Why web apps are prime targets of cyber attacks
Hackers often target individuals, government agencies, and businesses because they have a range of vectors and methods they can use to launch an attack. Web applications and websites are favorite targets because they are easier to hack than networking hardware or operating systems. As a result, they can create the most damage with the least effort.
Moreover, web apps are open to the public, giving them a larger attack surface. In addition, most of them have vulnerable aspects from programming errors within the application or configuration errors from the host server.
You should not take security for web apps for granted because almost 60 percent of cyber attacks that occur target them. Additional reasons for this are as follows:

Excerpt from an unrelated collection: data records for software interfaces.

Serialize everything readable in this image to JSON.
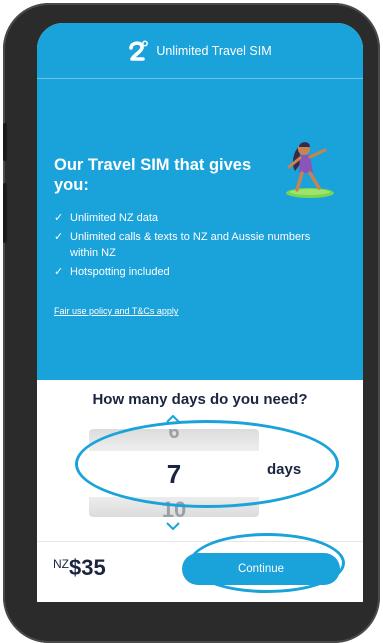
{
  "header": {
    "title": "Unlimited Travel SIM",
    "logo_icon": "2degrees-logo-icon"
  },
  "hero": {
    "title": "Our Travel SIM that gives you:",
    "features": [
      "Unlimited NZ data",
      "Unlimited calls & texts to NZ and Aussie numbers within NZ",
      "Hotspotting included"
    ],
    "terms_link": "Fair use policy and T&Cs apply"
  },
  "days": {
    "question": "How many days do you need?",
    "prev": "6",
    "current": "7",
    "next": "10",
    "unit": "days"
  },
  "footer": {
    "price_prefix": "NZ",
    "price_value": "$35",
    "continue_label": "Continue"
  },
  "colors": {
    "brand_blue": "#1aa2da",
    "navy": "#1c2540"
  }
}
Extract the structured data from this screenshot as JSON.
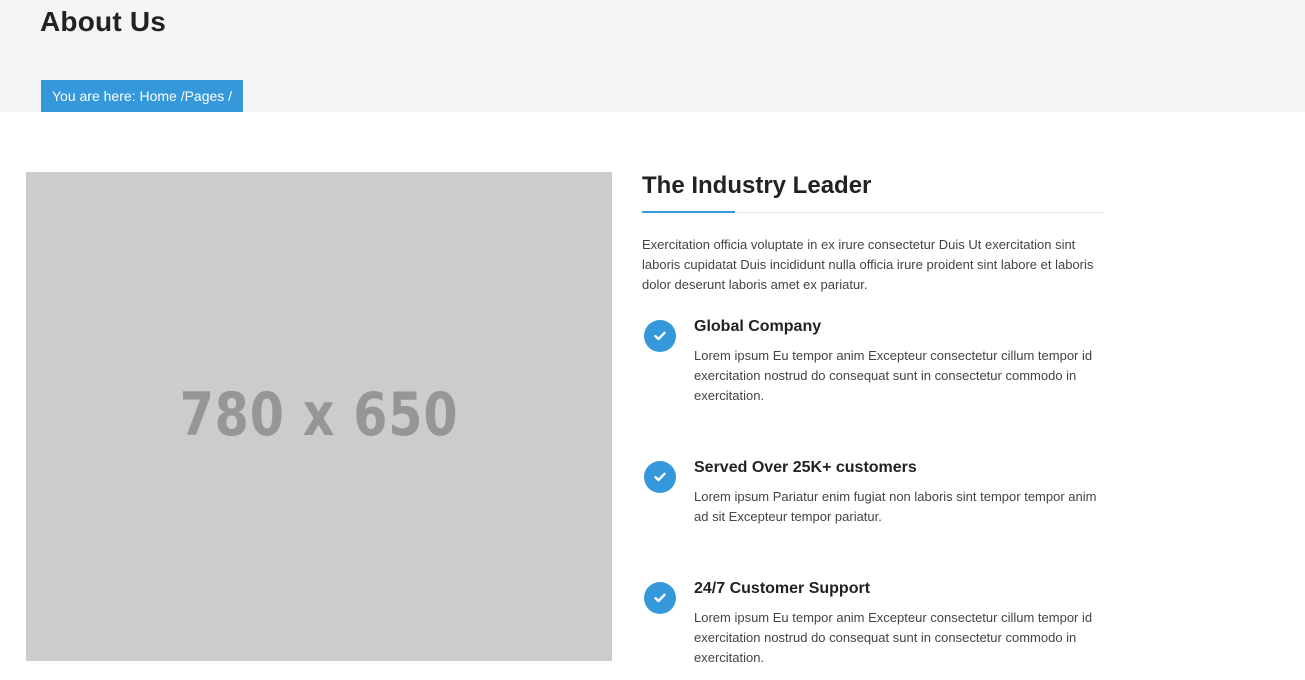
{
  "header": {
    "title": "About Us",
    "breadcrumb": {
      "prefix": "You are here: ",
      "items": [
        "Home /",
        "Pages /"
      ]
    }
  },
  "image": {
    "placeholder_text": "780 x 650"
  },
  "section": {
    "title": "The Industry Leader",
    "intro": "Exercitation officia voluptate in ex irure consectetur Duis Ut exercitation sint laboris cupidatat Duis incididunt nulla officia irure proident sint labore et laboris dolor deserunt laboris amet ex pariatur.",
    "features": [
      {
        "icon": "check-circle-icon",
        "title": "Global Company",
        "text": "Lorem ipsum Eu tempor anim Excepteur consectetur cillum tempor id exercitation nostrud do consequat sunt in consectetur commodo in exercitation."
      },
      {
        "icon": "check-circle-icon",
        "title": "Served Over 25K+ customers",
        "text": "Lorem ipsum Pariatur enim fugiat non laboris sint tempor tempor anim ad sit Excepteur tempor pariatur."
      },
      {
        "icon": "check-circle-icon",
        "title": "24/7 Customer Support",
        "text": "Lorem ipsum Eu tempor anim Excepteur consectetur cillum tempor id exercitation nostrud do consequat sunt in consectetur commodo in exercitation."
      }
    ]
  },
  "colors": {
    "accent": "#3498db",
    "header_bg": "#f5f5f5",
    "placeholder_bg": "#cccccc"
  }
}
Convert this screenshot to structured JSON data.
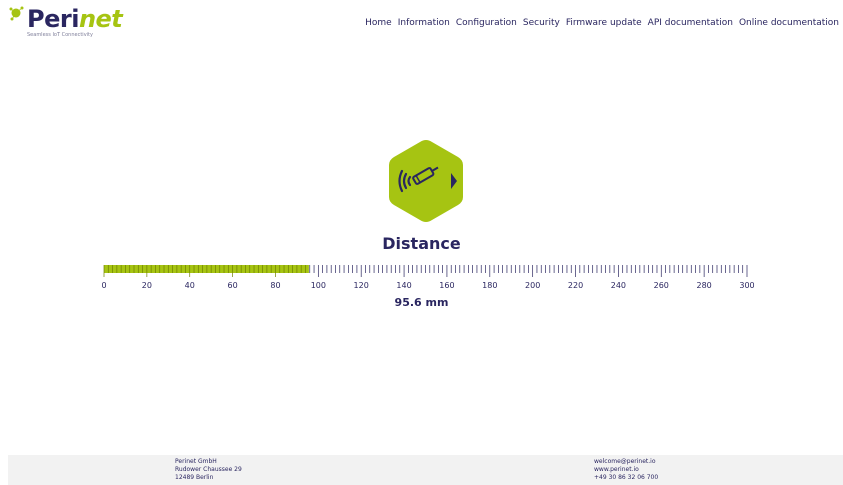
{
  "brand": {
    "name_part1": "Peri",
    "name_part2": "net",
    "tagline": "Seamless IoT Connectivity"
  },
  "nav": {
    "items": [
      "Home",
      "Information",
      "Configuration",
      "Security",
      "Firmware update",
      "API documentation",
      "Online documentation"
    ]
  },
  "sensor": {
    "icon": "distance-sensor-icon",
    "title": "Distance",
    "value": 95.6,
    "value_display": "95.6 mm",
    "scale": {
      "min": 0,
      "max": 300,
      "major_step": 20,
      "minor_step": 2,
      "labels": [
        "0",
        "20",
        "40",
        "60",
        "80",
        "100",
        "120",
        "140",
        "160",
        "180",
        "200",
        "220",
        "240",
        "260",
        "280",
        "300"
      ]
    }
  },
  "footer": {
    "company": "Perinet GmbH",
    "street": "Rudower Chaussee 29",
    "city": "12489 Berlin",
    "email": "welcome@perinet.io",
    "web": "www.perinet.io",
    "phone": "+49 30 86 32 06 700"
  },
  "colors": {
    "accent": "#a6c412",
    "navy": "#2a2660",
    "footer_bg": "#f2f2f2"
  }
}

- Websites and web applications are the customer-facing end of organizations and businesses.
- Novice programmers often write web application codes.
- Most users do not upgrade third-party programs.
Strategies for data protection
Most of the strategies you can have to protect your website and web applications are essential, but some can be simple or complicated. In addition, improving your web app safety should be a continuous process because you never know when a malicious hacker will attack. Therefore, you should remain cautious and implement these steps:
- Update your software and plugins regularly. Updates contain vulnerability repairs and security enhancements.
- Since most web apps and websites handle private information, use HTTPS and SSL certificates. While it seems too simple, it is critical to have a secure web host.
- All members of the organization should use smart passwords. You can use a password generator to create unique passwords, which you should change every three months, and advise your employees not to use passwords twice.
- Employees come and go. Thus, ensure that you keep a record of users accessing your CMS. Further, you must carefully choose the people you will grant administrative privileges in accessing sensitive information. Finally, educate your employees about the importance of software updates and secure passwords.
- Change the default setting of your CMS to prevent attacks by adjusting permissions, user visibility, and controlling comments.
- Lost data and files are almost irreplaceable. Remove this vulnerability from the equation by regularly backing up your website. Store your website information offsite. Likewise, keep a hard copy of your website data and store it in another location.
Another effective security protection you can do is to use a web application firewall (WAF). A WAF is installed between your data connection and the website server. It will read every piece of data that passes through the connection, filtering unwanted traffic that other security programs might miss before reaching the web server. A web application firewall will protect your server from common attacks like SQL injection and cross-site scripting.
Testing web app security
While WAF can adequately protect your website or web applications, it is vital to check your web apps’ security constantly.
Dynamic application security testing or DAST is one of the solutions you can employ to check for vulnerabilities in the web app. It is a form of black-box security testing that involves attacking the web app externally.
On the other hand, static application security testing (SAST) searches for vulnerabilities in the app’s source code, providing a real-time look at the security status.
Finally, your vendor can do application penetration testing (pen testing). The security expert will imitate an attacker’s movements so it can breach the web app, using their knowledge and a host of pen-testing tools.
In closing, implementing security measures to protect your website and web applications should be tailored to the challenges you face and are likely to encounter. There will always be some vulnerabilities in security systems, which a WAF can cover. It will also help you meet the compliance standards and boost your infrastructure.